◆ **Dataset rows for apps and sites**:
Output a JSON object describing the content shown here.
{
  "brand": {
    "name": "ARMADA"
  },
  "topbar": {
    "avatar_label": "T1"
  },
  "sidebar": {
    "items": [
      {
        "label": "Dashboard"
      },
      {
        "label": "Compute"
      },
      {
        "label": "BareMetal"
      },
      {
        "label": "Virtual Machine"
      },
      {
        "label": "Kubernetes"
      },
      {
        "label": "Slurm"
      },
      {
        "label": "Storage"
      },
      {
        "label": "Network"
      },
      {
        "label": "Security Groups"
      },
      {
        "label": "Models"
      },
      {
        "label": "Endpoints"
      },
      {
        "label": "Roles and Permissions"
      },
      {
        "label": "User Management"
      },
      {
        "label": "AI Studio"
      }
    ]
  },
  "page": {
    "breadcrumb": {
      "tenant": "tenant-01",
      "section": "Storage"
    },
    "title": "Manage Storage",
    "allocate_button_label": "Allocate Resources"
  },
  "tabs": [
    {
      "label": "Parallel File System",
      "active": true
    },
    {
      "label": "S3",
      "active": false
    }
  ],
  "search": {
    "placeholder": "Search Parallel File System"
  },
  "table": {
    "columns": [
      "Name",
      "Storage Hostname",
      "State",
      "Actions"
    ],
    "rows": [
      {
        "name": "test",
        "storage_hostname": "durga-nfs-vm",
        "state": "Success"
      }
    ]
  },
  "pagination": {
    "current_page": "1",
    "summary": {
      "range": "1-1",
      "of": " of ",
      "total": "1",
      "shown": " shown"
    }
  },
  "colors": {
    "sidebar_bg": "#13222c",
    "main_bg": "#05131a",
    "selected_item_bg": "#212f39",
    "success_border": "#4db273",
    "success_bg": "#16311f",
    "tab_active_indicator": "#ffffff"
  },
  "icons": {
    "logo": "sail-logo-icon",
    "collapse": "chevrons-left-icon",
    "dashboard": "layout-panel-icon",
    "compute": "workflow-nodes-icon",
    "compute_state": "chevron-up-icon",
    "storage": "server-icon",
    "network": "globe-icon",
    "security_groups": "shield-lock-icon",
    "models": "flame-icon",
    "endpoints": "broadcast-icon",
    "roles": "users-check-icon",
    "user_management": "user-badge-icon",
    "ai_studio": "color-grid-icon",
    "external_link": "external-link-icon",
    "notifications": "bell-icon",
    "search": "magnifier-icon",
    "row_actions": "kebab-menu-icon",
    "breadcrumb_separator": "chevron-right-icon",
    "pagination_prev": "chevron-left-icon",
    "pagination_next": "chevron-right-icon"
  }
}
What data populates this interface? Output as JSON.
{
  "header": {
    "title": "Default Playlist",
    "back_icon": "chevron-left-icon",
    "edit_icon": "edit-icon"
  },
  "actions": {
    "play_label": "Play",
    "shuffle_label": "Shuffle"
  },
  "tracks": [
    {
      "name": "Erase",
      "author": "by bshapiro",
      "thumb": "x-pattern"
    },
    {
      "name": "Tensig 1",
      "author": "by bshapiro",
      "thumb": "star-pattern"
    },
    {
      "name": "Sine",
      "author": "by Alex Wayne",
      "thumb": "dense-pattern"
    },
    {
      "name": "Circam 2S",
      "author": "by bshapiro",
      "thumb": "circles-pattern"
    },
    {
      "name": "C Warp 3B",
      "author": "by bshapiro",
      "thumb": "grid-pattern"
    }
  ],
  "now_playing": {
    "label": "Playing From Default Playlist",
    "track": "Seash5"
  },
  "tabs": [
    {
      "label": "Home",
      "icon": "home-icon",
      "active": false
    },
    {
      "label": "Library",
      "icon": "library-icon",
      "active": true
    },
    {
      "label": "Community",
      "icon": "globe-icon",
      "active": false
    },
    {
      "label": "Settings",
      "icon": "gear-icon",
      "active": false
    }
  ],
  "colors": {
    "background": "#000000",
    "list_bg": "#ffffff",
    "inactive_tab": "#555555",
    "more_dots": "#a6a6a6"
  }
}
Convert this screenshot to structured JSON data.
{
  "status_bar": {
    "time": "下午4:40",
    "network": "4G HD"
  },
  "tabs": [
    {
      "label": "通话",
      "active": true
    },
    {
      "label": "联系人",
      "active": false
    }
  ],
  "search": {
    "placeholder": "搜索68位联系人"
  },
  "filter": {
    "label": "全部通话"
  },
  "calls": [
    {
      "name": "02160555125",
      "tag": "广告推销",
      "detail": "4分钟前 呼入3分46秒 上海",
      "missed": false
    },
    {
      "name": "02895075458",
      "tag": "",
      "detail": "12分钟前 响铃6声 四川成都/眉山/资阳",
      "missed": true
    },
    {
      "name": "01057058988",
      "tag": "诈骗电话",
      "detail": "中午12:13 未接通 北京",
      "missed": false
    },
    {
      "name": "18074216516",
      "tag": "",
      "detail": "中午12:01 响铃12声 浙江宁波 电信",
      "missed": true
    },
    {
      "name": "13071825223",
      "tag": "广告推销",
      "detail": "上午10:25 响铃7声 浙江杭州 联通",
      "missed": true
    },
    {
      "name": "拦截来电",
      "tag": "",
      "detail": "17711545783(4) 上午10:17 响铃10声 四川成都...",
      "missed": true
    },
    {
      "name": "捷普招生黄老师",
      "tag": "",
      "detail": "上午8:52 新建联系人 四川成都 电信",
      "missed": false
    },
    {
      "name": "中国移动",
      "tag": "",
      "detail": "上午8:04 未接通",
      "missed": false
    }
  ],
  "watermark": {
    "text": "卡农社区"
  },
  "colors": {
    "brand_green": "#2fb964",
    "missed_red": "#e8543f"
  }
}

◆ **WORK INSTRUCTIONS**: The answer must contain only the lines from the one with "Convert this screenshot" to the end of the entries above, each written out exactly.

◆ **WRITTEN ANSWER**:
Convert this screenshot to structured JSON data.
{
  "status_bar": {
    "time": "下午4:40",
    "network": "4G HD"
  },
  "tabs": [
    {
      "label": "通话",
      "active": true
    },
    {
      "label": "联系人",
      "active": false
    }
  ],
  "search": {
    "placeholder": "搜索68位联系人"
  },
  "filter": {
    "label": "全部通话"
  },
  "calls": [
    {
      "name": "02160555125",
      "tag": "广告推销",
      "detail": "4分钟前 呼入3分46秒 上海",
      "missed": false
    },
    {
      "name": "02895075458",
      "tag": "",
      "detail": "12分钟前 响铃6声 四川成都/眉山/资阳",
      "missed": true
    },
    {
      "name": "01057058988",
      "tag": "诈骗电话",
      "detail": "中午12:13 未接通 北京",
      "missed": false
    },
    {
      "name": "18074216516",
      "tag": "",
      "detail": "中午12:01 响铃12声 浙江宁波 电信",
      "missed": true
    },
    {
      "name": "13071825223",
      "tag": "广告推销",
      "detail": "上午10:25 响铃7声 浙江杭州 联通",
      "missed": true
    },
    {
      "name": "拦截来电",
      "tag": "",
      "detail": "17711545783(4) 上午10:17 响铃10声 四川成都...",
      "missed": true
    },
    {
      "name": "捷普招生黄老师",
      "tag": "",
      "detail": "上午8:52 新建联系人 四川成都 电信",
      "missed": false
    },
    {
      "name": "中国移动",
      "tag": "",
      "detail": "上午8:04 未接通",
      "missed": false
    }
  ],
  "watermark": {
    "text": "卡农社区"
  },
  "colors": {
    "brand_green": "#2fb964",
    "missed_red": "#e8543f"
  }
}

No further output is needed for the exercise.